QUOTE OF THE DAY “Google can bring you back 100,000 answers. A librarian can bring you back the right one.” ~ Neil Gaiman (Author) ADOBE PREMATURELY LEAKS NIMBUS FOR CREATIVE CLOUD USERS THE STORY Adobe’s simplified cloud based photo...Show More Summary
When Microsoft suggested it was phasing out its venerable Paint program, nostalgic diehards were bummed out. Now Adobe has announced that it's killing another old staple, Adobe Flash, and the general reaction is closer to good riddance. "I am glad Adobe is ending Flash's life," one IT expert tells CNET...
Last year, Adobe announced a new photo editor called Nimbus, which is basically like Lightroom but stored on a cloud. The beta version was planned for this year, but Adobe accidentally leaked it to their creative cloud users before the actual release. Show More Summary
At its MAX Conference last year, Adobe announced that it was working on Project Nimbus, an all-new photo editing app that included simplified tools, as well as cloud storage and syncing for your files. The folks at MacGeneration noted that...Show More Summary
With Adobe this morning announcing that they would stop updating and distributing Flash Player at the end of 2020, the date has finally been set for the death of Flash. And it's not before too long. the standard was riddled with security errors, and Adobe couldn't update it fast enough to plug all the holes hackers kept finding. More »
Adobe announced today that it plans to retire Adobe Flash in December 2020 when it will stop updating and distributing Flash. The company suggests that developers switch from using Flash to modern web technologies such as HMTL5, WebGL or WebAssembly. Show More Summary
And in some parts of the world, the end will come even sooner.
Adobe has announced it will stop developing and distributing Flash at the end of 2020 and is encouraging content creators to move their content to open formats such as HTML5, WebGL and WebAssembly. The times, they are a changin'. More »
Adobe: Today, most browser vendors are integrating capabilities once provided by plugins directly into browsers and deprecating plugins. Given this progress, and in collaboration with several of our echnology partners — including Apple,...Show More Summary
Here it is, hiding halfway down the company's latest press release, like a guillotine in a crowded town square. "Adobe is planning to end-of-life Flash." Boom. That's the sound of the blade dropping, and Flash, finally, thankfully, mercifully dying. Because Adobe just killed it. More »
Adobe on Tuesday said its Flash software that served up video and online games for decades will be killed off over the next three years.

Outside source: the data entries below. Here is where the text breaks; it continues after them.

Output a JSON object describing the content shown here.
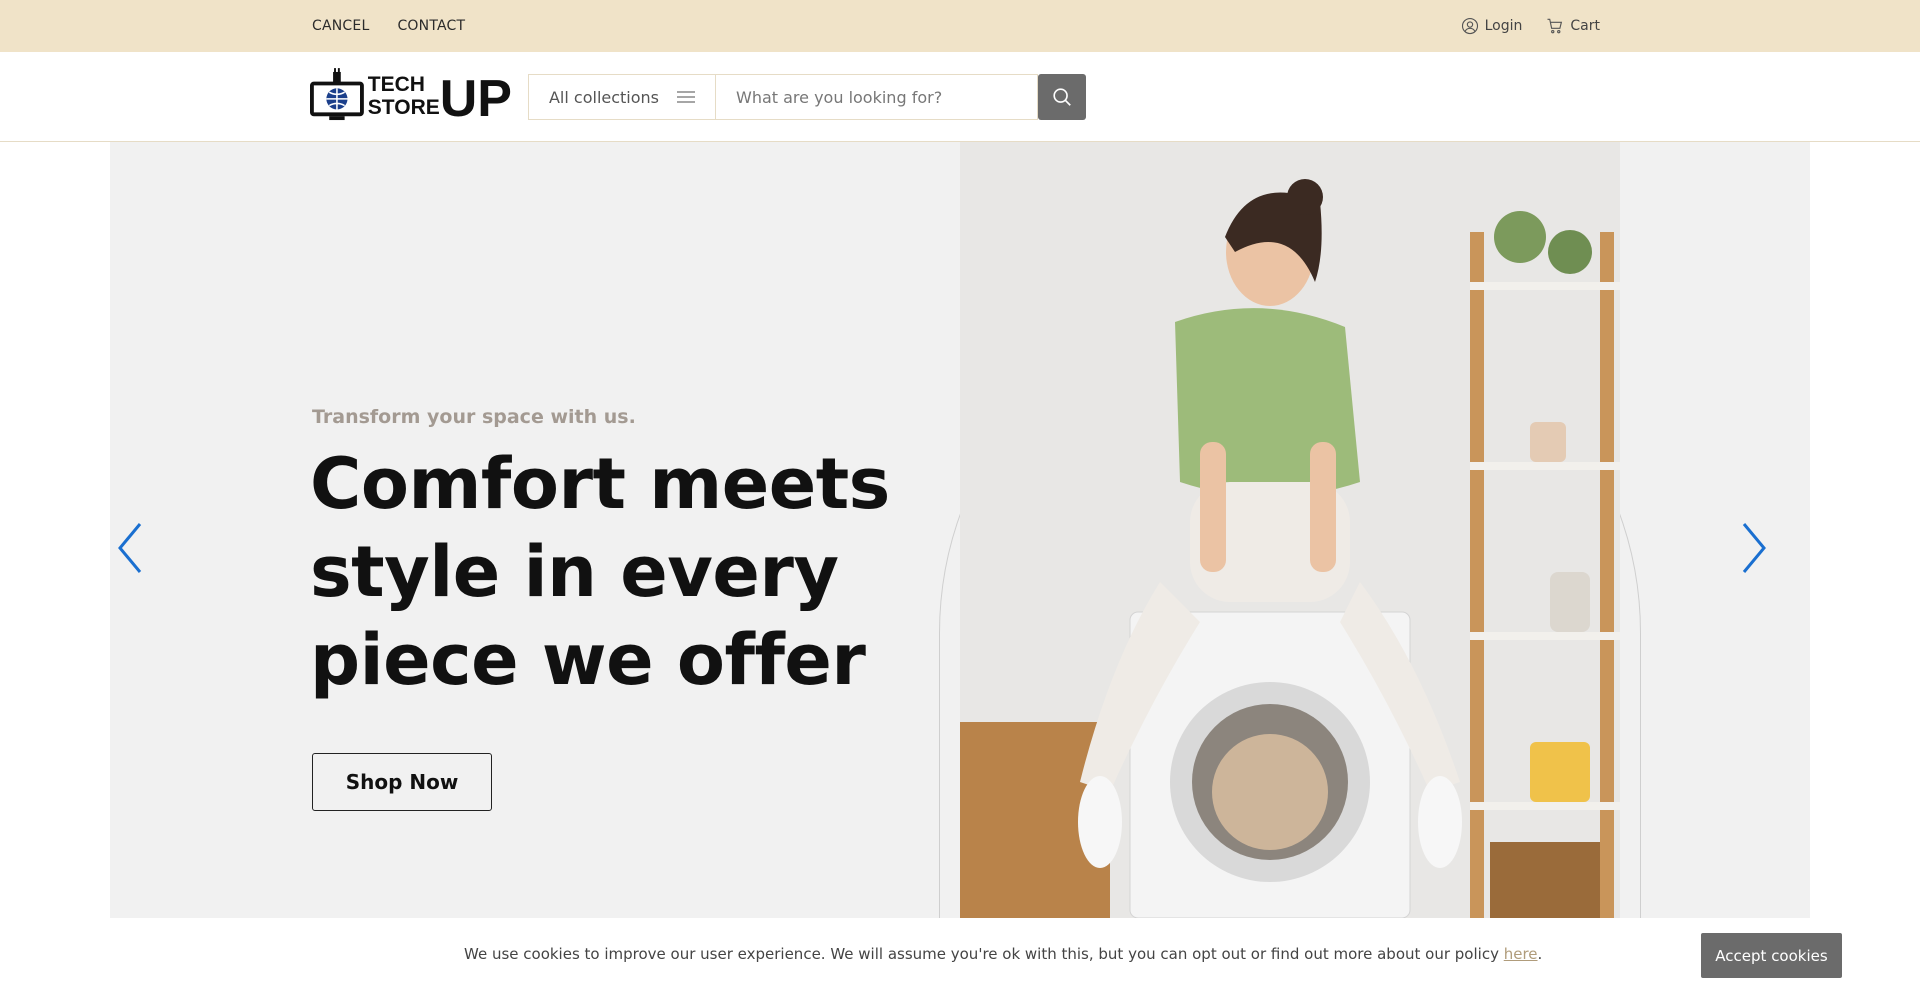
{
  "topbar": {
    "links": [
      "CANCEL",
      "CONTACT"
    ],
    "login_label": "Login",
    "cart_label": "Cart"
  },
  "header": {
    "logo_line1": "TECH",
    "logo_line2": "STORE",
    "logo_up": "UP",
    "collections_label": "All collections",
    "search_placeholder": "What are you looking for?"
  },
  "hero": {
    "subtitle": "Transform your space with us.",
    "headline": "Comfort meets style in every piece we offer",
    "cta_label": "Shop Now"
  },
  "cookie": {
    "message": "We use cookies to improve our user experience. We will assume you're ok with this, but you can opt out or find out more about our policy ",
    "link_label": "here",
    "trailing": ".",
    "accept_label": "Accept cookies"
  },
  "colors": {
    "topbar_bg": "#f0e3c8",
    "hero_bg": "#f1f1f1",
    "accent_blue": "#1a6fd0",
    "button_gray": "#6b6b6b"
  }
}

Adobe has announced it’s killing Flash. This is it, with Flash going away for good. No comebacks, no last-minute reprieves, gone but not forgotten. The end is nigh, so Flash fans (also known as “idiots”) should make the most of this woeful piece of technology while they still can. Show More Summary
When you went into business for yourself, you probably didn’t envision how difficult it would be to maintain productivity throughout the workday. Let’s face it: without a bunch of corporate bigwigs breathing down your neck, what sort...Show More Summary
In an announcement on its website Tuesday, Adobe said that it will stop updating and distributing its Flash Player plugin by 2020.
Flash never adapted to the modern world, and now Adobe is giving up. The post Adobe to Kill Flash Plugin by 2020 appeared first on ExtremeTech.
No, for real this time.
We don’t know many people who really miss Adobe Flash. HTML is faster, more secure, and easier on resources. Flash was a mess, causing major lag playing a 2D Flash game on a $2,000 gaming rig. Not to mention that Flash is far less common these days. In 2014, over 80% of Chrome users visited [...]
Team of two female architects, sitting at desk in office. The women talk reviewing a building plan. Medium shot. Photo by Adobe Stock Nick Corcodilos started headhunting in Silicon Valley in 1979 and has answered over 30,000 questions...Show More Summary
It's ever more important to be able to edit your photos on the go. Adobe has stripped-down versions of Photoshop, Illustrator and Lightroom apps available in both mobile and web-based formats. You manage your photos through Adobe's Creative Cloud system, though, which can be a bit cumbersome, especially when you forget to sync your files. Show More Summary
Adobe plans to phase out its venerable Flash Player by 2020, and browser makers will act even faster to get rid of it.